“I remember” is a powerful and effective writing prompt when at a loss for how to begin either because the blank page is staring back or because the idea peculating in your mind is just too big to tackle. Try it next time you’re searching for just what to say as you create a piece of nonfiction. (Works for fiction too.)
Here is my post at MPFC.
This month, Three by Five is happy to host Dr. Ruben Quesda, Ph.D. He is a Poet as well as an Assistant Professor of English and Creative Writing for the Performing Arts at Eastern Illinois University.
VAH: Ruben, Three by Five always starts with the inquiry why do you write?
RQ: I write because art and poetry are meant to push boundaries and discuss issues in the community that might be uncomfortable or that people might not want to discuss. The goal of my poetry is to cause conversation about race, queerness, death, and our human experience. We deal with big issues everyday, so writing is a way for me to process and try to understand them.
VAH: Some challenging topics to address. What do you do when the blank page stares back at you?
RQ: Art is a big inspiration for me, so when I’m feeling blocked I turn to the works of art that might have inspired others. Usually something new will strike me about the painting and I’ll be able to start working. Music is helpful too. Anything from Mariah Carey to the Beach Boys to Wagner can provide inspiration.
VAH: What inspired you to become a writer?
RQ: I published a poem anonymously in my high school paper during my freshman year and it caused quite a stir. I knew then that there was power in my writing. It was exciting. I continued writing and in my senior I won a high school writing competition sponsored by the Los Angeles Times. And it was that moment that I knew writing was all I wanted to do for a living.

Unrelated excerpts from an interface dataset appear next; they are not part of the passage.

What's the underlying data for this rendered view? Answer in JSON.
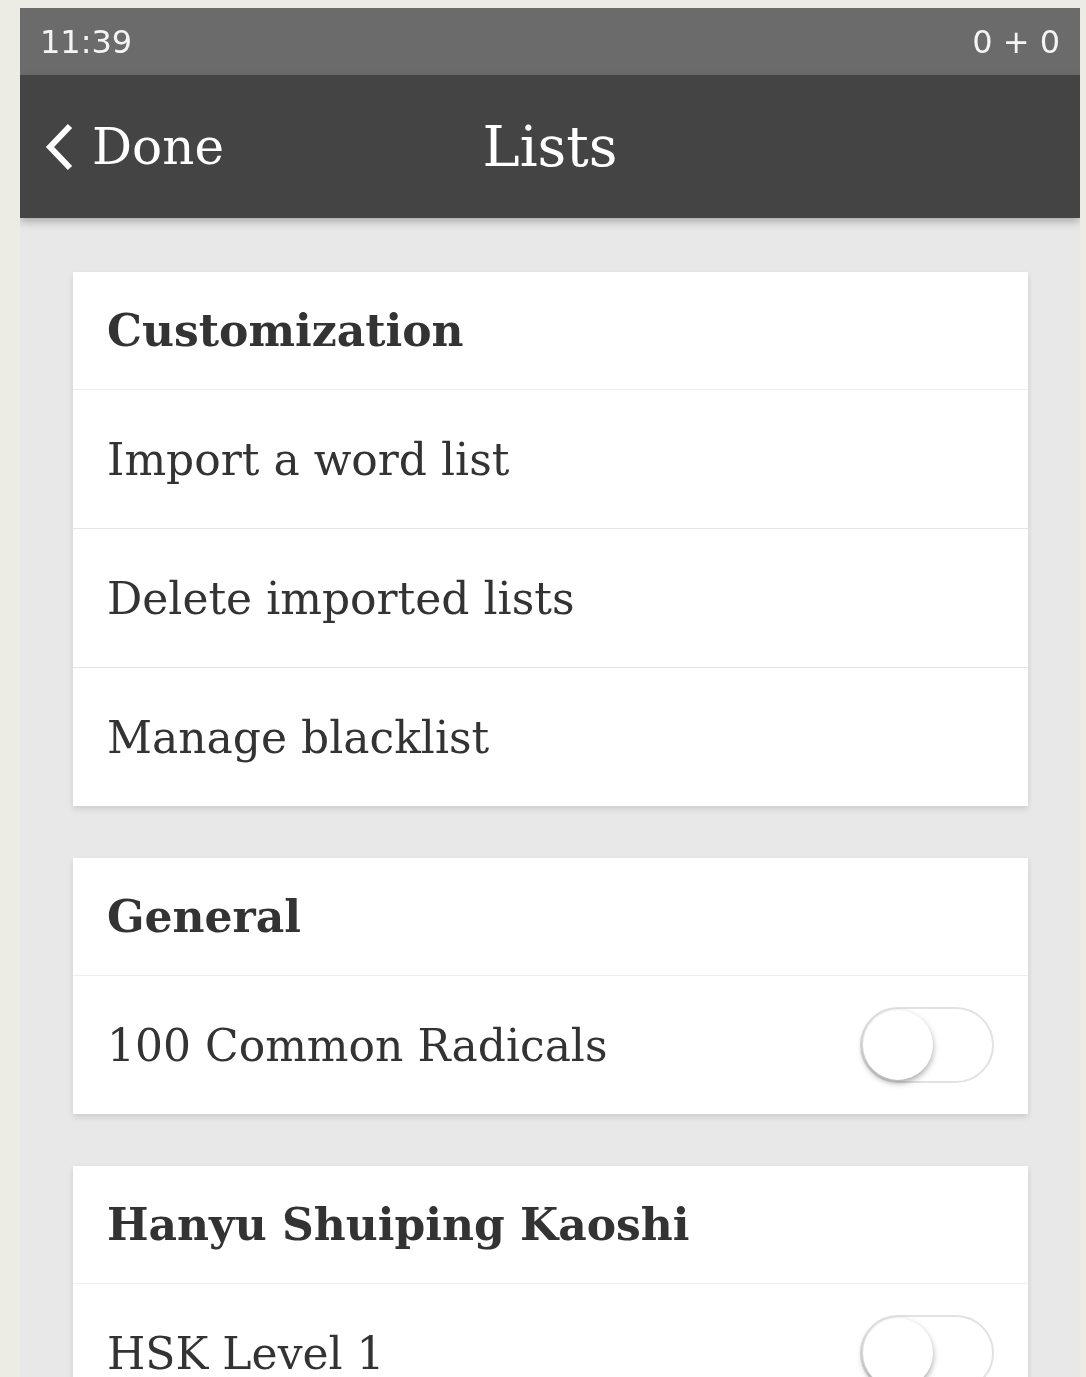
{
  "status_bar": {
    "time": "11:39",
    "counter": "0 + 0"
  },
  "nav_bar": {
    "back": "Done",
    "title": "Lists"
  },
  "sections": [
    {
      "title": "Customization",
      "items": [
        {
          "kind": "link",
          "label": "Import a word list"
        },
        {
          "kind": "link",
          "label": "Delete imported lists"
        },
        {
          "kind": "link",
          "label": "Manage blacklist"
        }
      ]
    },
    {
      "title": "General",
      "items": [
        {
          "kind": "toggle",
          "label": "100 Common Radicals",
          "on": false
        }
      ]
    },
    {
      "title": "Hanyu Shuiping Kaoshi",
      "items": [
        {
          "kind": "toggle",
          "label": "HSK Level 1",
          "on": false
        }
      ]
    }
  ]
}
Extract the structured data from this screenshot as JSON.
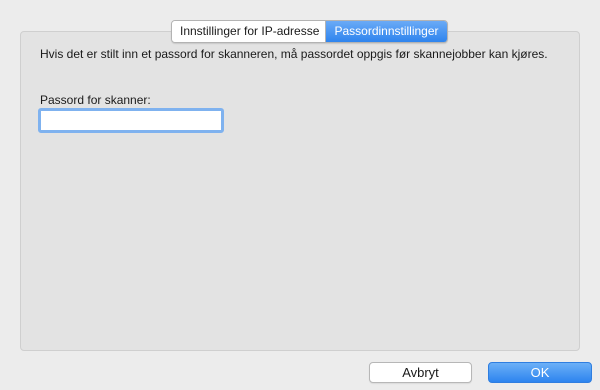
{
  "tabs": {
    "ip_settings": "Innstillinger for IP-adresse",
    "password_settings": "Passordinnstillinger",
    "active": "password_settings"
  },
  "content": {
    "description": "Hvis det er stilt inn et passord for skanneren, må passordet oppgis før skannejobber kan kjøres.",
    "password_label": "Passord for skanner:",
    "password_value": ""
  },
  "buttons": {
    "cancel": "Avbryt",
    "ok": "OK"
  },
  "colors": {
    "accent": "#2e84ee",
    "panel_background": "#e3e3e3",
    "window_background": "#ececec"
  }
}
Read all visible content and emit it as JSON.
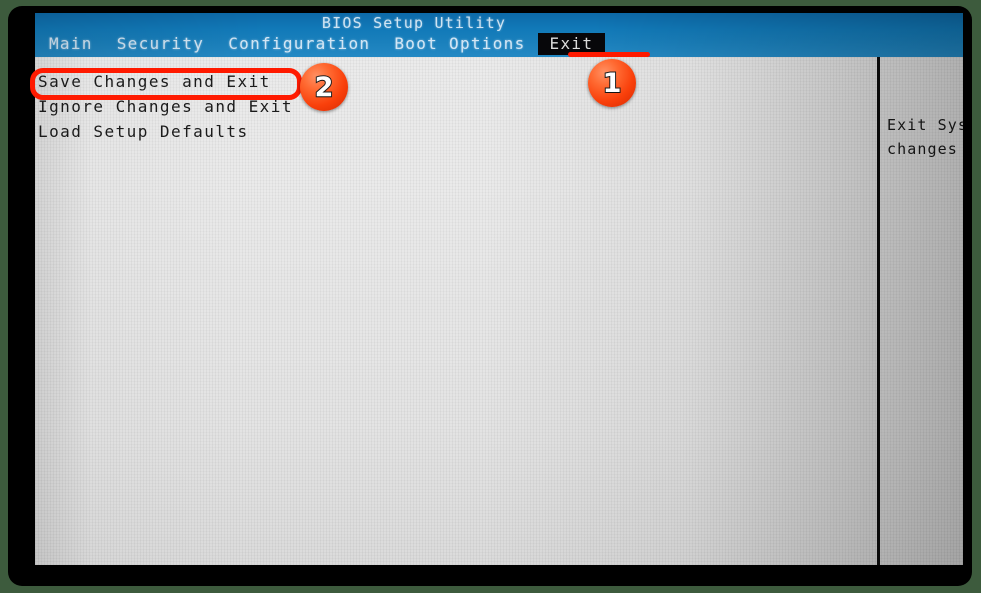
{
  "window": {
    "title": "BIOS Setup Utility"
  },
  "menubar": {
    "tabs": [
      {
        "label": "Main",
        "active": false
      },
      {
        "label": "Security",
        "active": false
      },
      {
        "label": "Configuration",
        "active": false
      },
      {
        "label": "Boot Options",
        "active": false
      },
      {
        "label": "Exit",
        "active": true
      }
    ]
  },
  "exit_menu": {
    "items": [
      {
        "label": "Save Changes and Exit",
        "selected": true
      },
      {
        "label": "Ignore Changes and Exit",
        "selected": false
      },
      {
        "label": "Load Setup Defaults",
        "selected": false
      }
    ]
  },
  "help_panel": {
    "lines": [
      "Exit Sys",
      "changes"
    ]
  },
  "annotations": {
    "badges": [
      {
        "number": "1",
        "target": "exit-tab"
      },
      {
        "number": "2",
        "target": "save-changes-and-exit-item"
      }
    ],
    "accent_color": "#ff1a00"
  },
  "colors": {
    "banner_blue": "#1179b8",
    "screen_gray": "#eaeaea",
    "selection_black": "#0a0a0c",
    "annotation_red": "#ff1a00",
    "badge_orange": "#f9400b",
    "outer_background": "#3d5b3d"
  }
}
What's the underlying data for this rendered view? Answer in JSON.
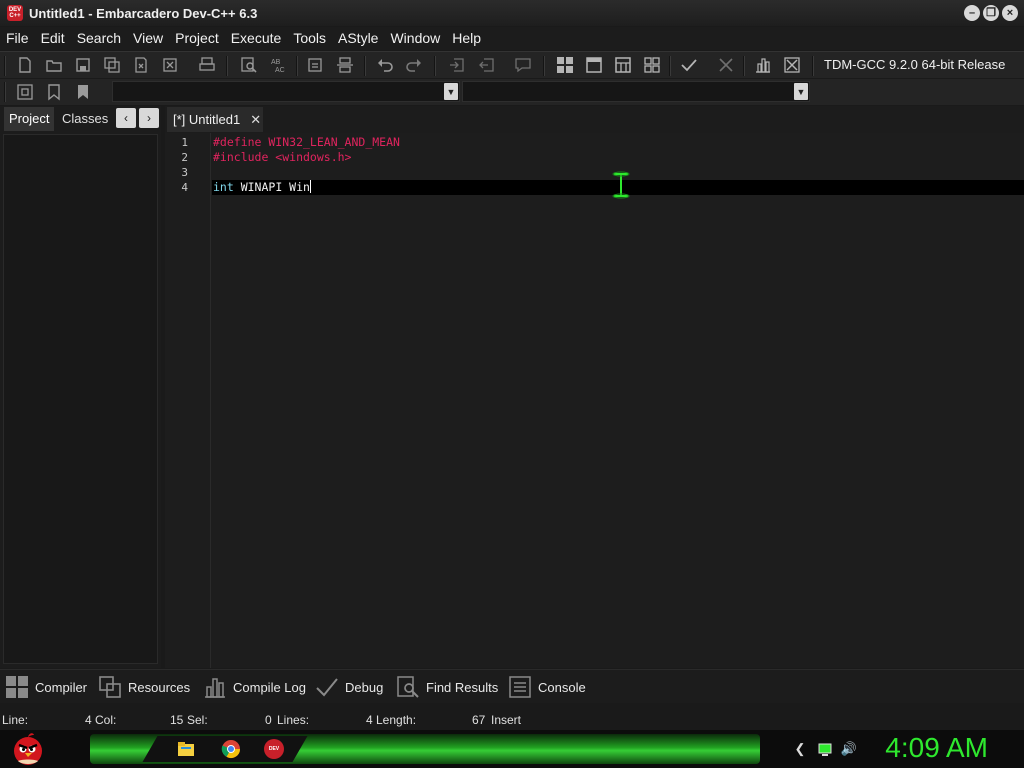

VAH: What is your best advice for emerging writers who are discovering that writing is what they want to do for a living?
RQ: Read. Write. Repeat. It’s common advice, but it’s that way because it’s true. Write as much as you can. Read as much as you can. If you are interested in a particular style read all that you can about it and become an expert on it. I think it’s important to know the history of the style you are writing in, so that you know how you fit into the tradition, but also that you know how you are contributing something new to it as well.
VAH: Knowing and understanding the style of writing a writer is growing into is an important facet of the writer’s education. What are your thoughts on studying writing? You’ve an MFA – has the degree helped your career progress or development?
RQ: I do have an MFA. It was helpful in that it allowed me to explore poetry more closely and see what it excited in me as a writer. The MFA as a studio degree is about the creation of work, which is, of course, very useful. However, it doesn’t usually allow a lot of time for the consideration of theory and how your work fits in among a particular theory or historical moment. My time at Texas Tech for my Ph.D allowed me to make such considerations.